- **Problem to solve**:
Within the listing below, how many lines contain "screenshot"? Only the number is wanted.

*** Data provided ***

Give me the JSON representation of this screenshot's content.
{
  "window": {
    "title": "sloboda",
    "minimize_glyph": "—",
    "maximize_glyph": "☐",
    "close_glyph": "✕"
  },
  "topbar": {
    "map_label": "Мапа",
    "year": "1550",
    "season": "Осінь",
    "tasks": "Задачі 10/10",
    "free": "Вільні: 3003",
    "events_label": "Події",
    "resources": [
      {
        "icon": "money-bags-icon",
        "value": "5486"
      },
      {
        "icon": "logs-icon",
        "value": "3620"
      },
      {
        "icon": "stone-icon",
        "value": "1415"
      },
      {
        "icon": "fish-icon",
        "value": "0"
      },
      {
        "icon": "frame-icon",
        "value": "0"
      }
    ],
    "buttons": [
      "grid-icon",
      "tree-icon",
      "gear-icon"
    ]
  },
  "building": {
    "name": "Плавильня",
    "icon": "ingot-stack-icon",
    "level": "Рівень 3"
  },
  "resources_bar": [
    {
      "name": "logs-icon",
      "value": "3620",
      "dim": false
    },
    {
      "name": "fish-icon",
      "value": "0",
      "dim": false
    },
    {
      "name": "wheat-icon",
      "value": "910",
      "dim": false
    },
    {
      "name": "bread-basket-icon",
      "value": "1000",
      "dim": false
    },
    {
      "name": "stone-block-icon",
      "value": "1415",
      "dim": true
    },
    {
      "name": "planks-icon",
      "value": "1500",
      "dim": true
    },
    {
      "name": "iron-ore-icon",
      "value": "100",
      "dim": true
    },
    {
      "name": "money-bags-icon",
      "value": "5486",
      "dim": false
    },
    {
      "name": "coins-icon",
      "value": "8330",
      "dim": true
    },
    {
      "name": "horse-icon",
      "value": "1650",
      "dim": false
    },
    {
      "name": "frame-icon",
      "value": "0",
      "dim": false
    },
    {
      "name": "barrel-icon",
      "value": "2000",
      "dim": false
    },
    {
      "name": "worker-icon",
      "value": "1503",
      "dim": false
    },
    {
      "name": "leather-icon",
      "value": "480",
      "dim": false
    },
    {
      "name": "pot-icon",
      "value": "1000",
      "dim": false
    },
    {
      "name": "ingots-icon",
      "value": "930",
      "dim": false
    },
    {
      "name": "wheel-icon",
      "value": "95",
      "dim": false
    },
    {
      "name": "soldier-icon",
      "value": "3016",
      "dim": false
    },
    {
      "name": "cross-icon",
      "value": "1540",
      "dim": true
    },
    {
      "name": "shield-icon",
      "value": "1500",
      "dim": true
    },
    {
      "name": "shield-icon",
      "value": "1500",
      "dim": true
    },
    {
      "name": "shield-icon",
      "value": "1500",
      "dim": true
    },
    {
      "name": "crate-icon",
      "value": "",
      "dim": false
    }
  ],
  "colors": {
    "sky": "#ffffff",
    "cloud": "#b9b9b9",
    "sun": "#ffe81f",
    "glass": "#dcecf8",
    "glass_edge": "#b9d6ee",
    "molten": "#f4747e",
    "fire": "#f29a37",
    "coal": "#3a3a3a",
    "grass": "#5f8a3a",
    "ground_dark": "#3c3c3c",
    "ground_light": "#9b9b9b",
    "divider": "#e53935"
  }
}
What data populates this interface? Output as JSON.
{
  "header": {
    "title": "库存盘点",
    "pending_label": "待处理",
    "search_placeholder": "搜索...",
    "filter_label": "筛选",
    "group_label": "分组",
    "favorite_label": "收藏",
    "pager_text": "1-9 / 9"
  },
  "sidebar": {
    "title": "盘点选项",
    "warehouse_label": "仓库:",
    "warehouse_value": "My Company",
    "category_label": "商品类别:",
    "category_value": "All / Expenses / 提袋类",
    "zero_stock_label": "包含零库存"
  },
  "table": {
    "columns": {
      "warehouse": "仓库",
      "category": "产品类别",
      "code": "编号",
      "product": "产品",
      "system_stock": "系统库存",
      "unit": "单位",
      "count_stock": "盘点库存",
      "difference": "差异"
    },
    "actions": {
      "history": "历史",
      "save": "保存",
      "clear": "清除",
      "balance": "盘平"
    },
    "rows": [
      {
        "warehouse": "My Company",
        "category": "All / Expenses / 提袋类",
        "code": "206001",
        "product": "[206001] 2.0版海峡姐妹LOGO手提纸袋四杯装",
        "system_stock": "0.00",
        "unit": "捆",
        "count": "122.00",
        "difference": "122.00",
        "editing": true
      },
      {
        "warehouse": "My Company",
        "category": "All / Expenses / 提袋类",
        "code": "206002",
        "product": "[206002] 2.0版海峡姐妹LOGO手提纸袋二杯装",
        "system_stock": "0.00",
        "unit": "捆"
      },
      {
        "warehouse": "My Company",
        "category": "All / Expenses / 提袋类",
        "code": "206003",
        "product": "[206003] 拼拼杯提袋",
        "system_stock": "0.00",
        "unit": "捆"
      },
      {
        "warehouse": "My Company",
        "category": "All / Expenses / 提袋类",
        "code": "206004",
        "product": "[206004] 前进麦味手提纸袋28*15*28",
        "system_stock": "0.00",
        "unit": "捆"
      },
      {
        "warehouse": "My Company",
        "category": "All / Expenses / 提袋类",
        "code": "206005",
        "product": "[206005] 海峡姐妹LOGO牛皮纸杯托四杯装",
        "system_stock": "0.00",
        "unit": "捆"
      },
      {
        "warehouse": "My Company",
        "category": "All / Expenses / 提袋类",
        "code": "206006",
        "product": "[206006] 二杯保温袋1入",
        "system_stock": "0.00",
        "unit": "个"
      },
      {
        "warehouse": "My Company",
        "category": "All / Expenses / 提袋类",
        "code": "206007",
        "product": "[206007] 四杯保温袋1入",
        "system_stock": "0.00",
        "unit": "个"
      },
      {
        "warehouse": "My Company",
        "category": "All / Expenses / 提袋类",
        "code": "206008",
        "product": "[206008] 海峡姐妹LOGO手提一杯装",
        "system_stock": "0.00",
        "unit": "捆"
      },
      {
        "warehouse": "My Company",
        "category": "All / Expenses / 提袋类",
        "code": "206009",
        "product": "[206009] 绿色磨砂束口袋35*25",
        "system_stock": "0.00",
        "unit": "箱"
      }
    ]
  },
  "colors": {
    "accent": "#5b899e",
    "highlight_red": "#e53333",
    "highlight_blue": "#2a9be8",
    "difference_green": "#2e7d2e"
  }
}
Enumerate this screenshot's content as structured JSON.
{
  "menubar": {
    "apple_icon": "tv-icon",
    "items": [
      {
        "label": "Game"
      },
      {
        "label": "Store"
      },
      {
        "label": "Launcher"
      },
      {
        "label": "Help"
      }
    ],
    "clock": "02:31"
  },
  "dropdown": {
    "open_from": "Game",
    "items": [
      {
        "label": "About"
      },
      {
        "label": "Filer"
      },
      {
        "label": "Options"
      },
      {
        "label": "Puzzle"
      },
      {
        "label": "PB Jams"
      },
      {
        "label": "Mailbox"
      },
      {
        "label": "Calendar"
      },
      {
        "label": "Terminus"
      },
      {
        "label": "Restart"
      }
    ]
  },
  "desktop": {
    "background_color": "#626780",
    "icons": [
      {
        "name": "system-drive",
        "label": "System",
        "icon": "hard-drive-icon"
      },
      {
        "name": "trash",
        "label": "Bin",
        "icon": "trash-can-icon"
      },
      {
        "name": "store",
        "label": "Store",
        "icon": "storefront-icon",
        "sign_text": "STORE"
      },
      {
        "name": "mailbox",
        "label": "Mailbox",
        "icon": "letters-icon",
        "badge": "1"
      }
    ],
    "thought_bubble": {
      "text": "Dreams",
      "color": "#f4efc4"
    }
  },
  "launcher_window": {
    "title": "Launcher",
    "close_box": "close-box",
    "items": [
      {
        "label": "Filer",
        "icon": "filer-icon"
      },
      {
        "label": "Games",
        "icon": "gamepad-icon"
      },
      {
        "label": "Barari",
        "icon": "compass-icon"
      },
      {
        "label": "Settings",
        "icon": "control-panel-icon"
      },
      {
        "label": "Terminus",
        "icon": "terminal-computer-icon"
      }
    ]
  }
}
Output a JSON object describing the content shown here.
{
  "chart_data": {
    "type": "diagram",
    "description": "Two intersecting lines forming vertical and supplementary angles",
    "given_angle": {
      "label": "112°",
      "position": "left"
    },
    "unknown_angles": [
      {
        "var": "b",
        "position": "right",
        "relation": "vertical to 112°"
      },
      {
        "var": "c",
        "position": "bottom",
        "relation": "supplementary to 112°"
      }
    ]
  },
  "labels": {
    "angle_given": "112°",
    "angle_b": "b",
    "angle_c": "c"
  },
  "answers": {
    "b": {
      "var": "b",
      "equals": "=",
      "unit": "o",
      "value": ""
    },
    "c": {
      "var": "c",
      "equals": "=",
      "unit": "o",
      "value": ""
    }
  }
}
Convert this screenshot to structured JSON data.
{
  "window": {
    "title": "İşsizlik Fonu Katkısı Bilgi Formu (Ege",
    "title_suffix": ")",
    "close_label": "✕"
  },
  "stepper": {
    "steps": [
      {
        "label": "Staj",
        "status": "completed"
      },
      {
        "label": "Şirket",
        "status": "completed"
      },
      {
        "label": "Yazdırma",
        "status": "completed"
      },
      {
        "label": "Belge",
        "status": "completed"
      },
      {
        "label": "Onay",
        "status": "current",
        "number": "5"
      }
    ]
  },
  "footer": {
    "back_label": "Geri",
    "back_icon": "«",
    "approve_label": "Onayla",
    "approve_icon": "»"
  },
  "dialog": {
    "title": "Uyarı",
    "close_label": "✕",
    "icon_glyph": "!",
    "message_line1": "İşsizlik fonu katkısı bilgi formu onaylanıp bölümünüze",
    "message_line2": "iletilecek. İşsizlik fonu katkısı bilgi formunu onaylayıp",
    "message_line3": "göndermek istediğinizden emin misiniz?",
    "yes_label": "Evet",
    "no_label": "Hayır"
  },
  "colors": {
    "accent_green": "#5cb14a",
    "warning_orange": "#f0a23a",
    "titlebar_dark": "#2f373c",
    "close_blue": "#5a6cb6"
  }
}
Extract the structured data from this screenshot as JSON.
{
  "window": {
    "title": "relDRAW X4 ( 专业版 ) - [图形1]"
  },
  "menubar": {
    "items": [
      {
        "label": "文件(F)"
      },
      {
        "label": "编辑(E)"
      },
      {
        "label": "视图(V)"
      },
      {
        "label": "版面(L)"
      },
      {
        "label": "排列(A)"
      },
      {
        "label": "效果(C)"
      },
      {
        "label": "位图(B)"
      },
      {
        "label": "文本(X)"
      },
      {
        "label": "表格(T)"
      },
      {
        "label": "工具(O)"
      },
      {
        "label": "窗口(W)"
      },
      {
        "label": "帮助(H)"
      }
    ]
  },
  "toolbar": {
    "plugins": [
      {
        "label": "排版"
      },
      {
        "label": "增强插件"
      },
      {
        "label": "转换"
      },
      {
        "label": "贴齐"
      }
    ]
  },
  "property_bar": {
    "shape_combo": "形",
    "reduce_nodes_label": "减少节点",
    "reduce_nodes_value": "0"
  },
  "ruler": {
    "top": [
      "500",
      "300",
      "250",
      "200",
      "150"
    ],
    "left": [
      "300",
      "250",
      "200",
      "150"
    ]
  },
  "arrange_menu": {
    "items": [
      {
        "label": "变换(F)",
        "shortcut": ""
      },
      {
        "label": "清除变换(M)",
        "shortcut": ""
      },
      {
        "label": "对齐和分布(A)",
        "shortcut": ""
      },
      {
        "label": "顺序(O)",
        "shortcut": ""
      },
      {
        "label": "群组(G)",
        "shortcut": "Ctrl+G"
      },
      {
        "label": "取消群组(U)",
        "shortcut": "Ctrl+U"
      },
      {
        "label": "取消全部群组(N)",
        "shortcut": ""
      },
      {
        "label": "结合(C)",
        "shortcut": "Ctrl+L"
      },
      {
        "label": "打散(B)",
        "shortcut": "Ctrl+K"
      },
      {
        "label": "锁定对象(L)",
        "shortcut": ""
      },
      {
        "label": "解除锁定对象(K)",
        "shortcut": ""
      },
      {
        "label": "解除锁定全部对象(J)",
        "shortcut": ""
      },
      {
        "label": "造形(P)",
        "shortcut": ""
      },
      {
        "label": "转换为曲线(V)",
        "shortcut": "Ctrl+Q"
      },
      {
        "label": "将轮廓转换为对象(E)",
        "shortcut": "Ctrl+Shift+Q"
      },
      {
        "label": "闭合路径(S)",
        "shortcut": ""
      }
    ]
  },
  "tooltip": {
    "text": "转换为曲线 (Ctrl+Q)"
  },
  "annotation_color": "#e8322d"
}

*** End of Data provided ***

- **Solution for this problem**:
4